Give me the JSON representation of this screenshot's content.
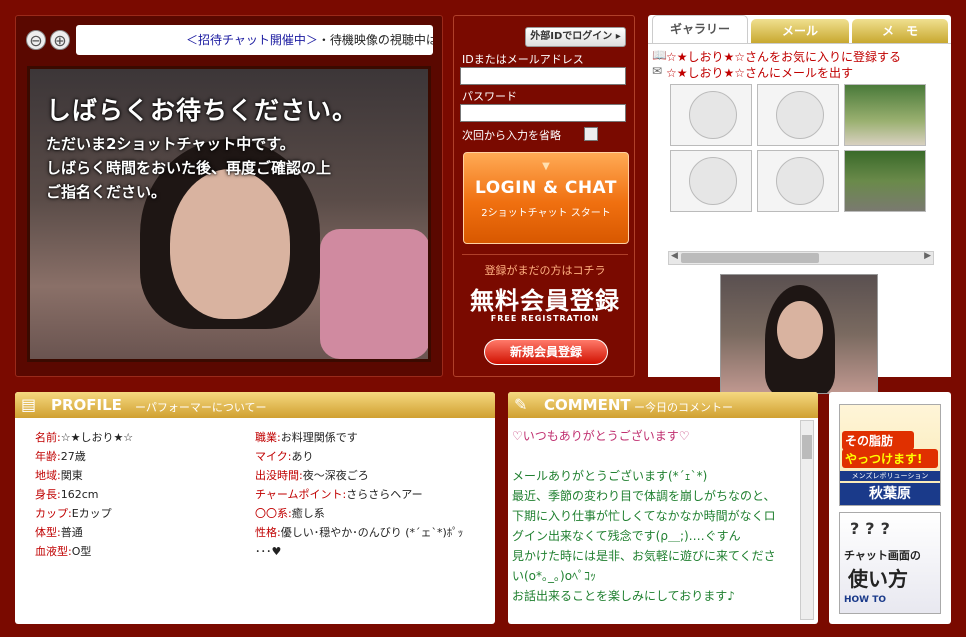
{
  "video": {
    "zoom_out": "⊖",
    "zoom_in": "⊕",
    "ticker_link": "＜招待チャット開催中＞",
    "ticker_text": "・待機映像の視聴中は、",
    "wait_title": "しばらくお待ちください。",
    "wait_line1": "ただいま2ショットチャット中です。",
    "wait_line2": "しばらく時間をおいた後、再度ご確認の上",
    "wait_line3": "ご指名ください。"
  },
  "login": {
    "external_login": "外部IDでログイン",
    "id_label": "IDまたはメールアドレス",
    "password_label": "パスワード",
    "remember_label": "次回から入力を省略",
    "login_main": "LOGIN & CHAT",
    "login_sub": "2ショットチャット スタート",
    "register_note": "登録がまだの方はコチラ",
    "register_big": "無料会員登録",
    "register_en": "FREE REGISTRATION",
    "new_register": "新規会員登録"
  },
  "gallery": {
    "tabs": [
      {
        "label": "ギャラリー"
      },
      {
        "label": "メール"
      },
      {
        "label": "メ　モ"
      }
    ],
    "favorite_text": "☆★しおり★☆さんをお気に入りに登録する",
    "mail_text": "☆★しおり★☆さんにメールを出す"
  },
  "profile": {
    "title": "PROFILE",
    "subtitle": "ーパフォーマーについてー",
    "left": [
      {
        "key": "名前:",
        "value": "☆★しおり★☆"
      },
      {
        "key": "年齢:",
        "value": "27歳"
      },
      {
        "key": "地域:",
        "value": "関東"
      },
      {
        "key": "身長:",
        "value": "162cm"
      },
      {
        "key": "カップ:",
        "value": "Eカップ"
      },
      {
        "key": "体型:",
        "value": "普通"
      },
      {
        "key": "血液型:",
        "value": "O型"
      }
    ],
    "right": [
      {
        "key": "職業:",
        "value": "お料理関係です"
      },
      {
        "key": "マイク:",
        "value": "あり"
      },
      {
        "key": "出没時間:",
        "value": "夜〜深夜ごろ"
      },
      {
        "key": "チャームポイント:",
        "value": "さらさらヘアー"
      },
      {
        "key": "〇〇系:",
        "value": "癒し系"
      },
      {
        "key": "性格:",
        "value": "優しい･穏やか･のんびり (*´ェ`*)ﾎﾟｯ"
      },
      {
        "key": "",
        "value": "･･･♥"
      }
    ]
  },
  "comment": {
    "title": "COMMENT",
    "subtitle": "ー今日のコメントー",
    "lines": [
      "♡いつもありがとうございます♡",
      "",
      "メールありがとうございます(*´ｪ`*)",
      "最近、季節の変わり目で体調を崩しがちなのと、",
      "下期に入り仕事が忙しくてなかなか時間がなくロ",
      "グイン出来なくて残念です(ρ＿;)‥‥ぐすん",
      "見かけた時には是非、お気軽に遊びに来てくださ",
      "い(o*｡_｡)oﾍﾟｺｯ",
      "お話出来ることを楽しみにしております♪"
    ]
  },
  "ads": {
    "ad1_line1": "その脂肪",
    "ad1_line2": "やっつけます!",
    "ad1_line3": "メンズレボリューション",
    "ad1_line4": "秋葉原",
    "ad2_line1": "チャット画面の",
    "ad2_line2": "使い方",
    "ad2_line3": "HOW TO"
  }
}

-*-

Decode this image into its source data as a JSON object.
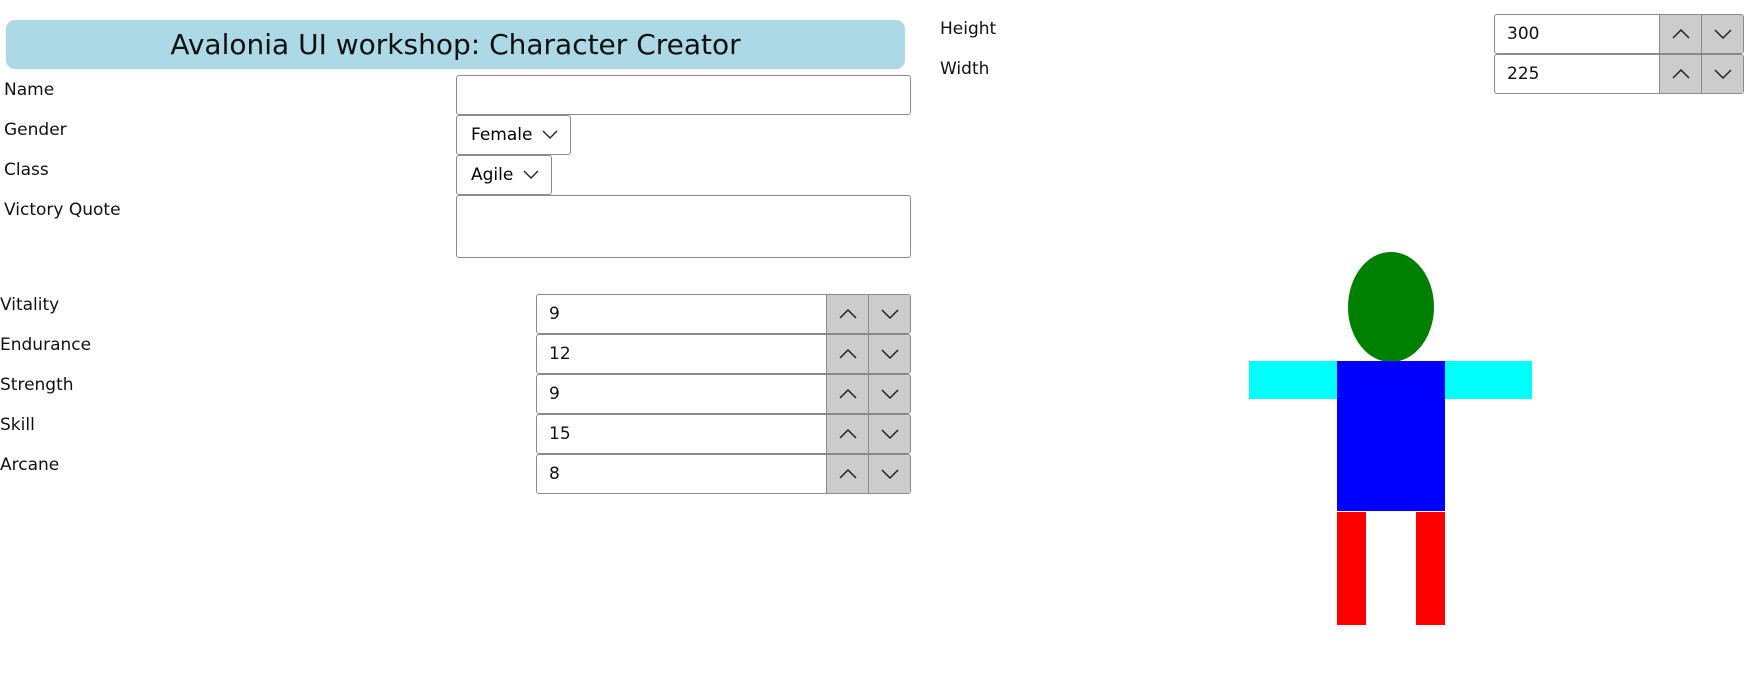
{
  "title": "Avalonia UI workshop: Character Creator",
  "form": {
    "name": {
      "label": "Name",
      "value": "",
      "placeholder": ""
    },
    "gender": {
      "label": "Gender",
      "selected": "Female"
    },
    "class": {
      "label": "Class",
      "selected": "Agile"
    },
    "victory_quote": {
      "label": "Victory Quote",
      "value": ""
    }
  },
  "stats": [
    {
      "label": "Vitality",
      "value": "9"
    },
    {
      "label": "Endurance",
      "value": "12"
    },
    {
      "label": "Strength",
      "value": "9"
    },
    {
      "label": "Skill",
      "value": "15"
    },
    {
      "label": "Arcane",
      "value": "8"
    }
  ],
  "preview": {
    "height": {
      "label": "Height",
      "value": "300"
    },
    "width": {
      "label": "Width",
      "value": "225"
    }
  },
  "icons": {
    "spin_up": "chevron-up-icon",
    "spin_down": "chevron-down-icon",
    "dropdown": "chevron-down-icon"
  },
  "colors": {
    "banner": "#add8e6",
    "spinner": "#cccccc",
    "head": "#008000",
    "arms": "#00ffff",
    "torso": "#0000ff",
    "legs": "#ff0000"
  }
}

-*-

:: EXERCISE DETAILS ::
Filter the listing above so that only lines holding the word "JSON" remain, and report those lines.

:: SOLUTION FOR THIS PROBLEM ::
Give me the JSON representation of this screenshot's content.
Decode this image into its source data as a JSON object.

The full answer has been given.